In recognition of their critical role in care for the older population with disabilities, greater emphasis has been placed in recent years on understanding how best to support informal caregivers’ efforts, notably through Administration for Community Living (ACL) initiatives, such as the National Family Caregiving Support Program and Aging and Disability Resource Centers, and more recently through the U.S. Department of Health and Human Services (HHS) National Plan to Address Alzheimer’s Disease.
Research has shown that the financial, emotional, and physical demands of caregiving can be high and that the resulting stress or burden can threaten the ability of caregivers to maintain their efforts. Kasper et al. (1994) found that perspectives on caregiving, including stress, were factors in the decision to end caregiving. Spillman & Long (2009) found that having a highly stressed caregiver was associated with a greater risk of long-stay nursing home entry over a two-year follow-up period and that financial and physical strain were important predictors of perceived high stress from caregiving.
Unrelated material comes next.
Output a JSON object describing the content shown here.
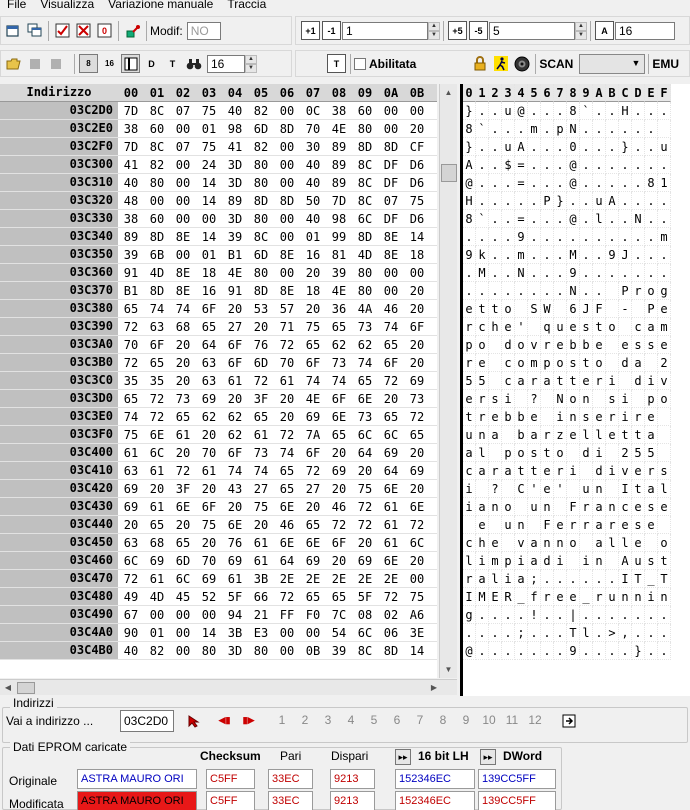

A substantial literature has examined caregiving-related stress, burden, and their consequences, especially among caregivers to persons with cognitive impairment (Pinquart & Sorensen 2003, 2007).
In this report, we provide new estimates from the National Survey of Caregiving (NSOC), a nationally representative survey of informal caregivers to the older population, supported by the Office of the Assistant Secretary for Planning and Evaluation (ASPE) within HHS. The NSOC was a supplement to the 2011 National Health and Aging Trends Study (NHATS), a new National Institute on Aging-supported annual survey of a nationally representative sample of Medicare beneficiaries age 65 or older. The NHATS is designed to measure both trends and trajectories of health and functioning and the consequences for the older population, their families, and society. The NSOC is particularly innovative in that it attempts to interview all informal caregivers for a well-defined study population of persons receiving informal help with daily activities from family members or friends.
We address the following questions:
- How many informal caregivers provided help with basic and instrumental activities of daily living (IADLs) to elders with disabilities and how many hours of help did they provide on a monthly basis in 2011?
- How does the type and amount of care provided vary by caregiver characteristics (gender, age, relationship to care-recipient, employment status, and health status)?
- What is the distribution and balance of positive and negative aspects of caregiving by caregiver and care-recipient characteristics?
- What roles do different caregivers play, and how do these different roles and caregiver health and participation in valued activities relate to well-being and negative aspects of caregiving?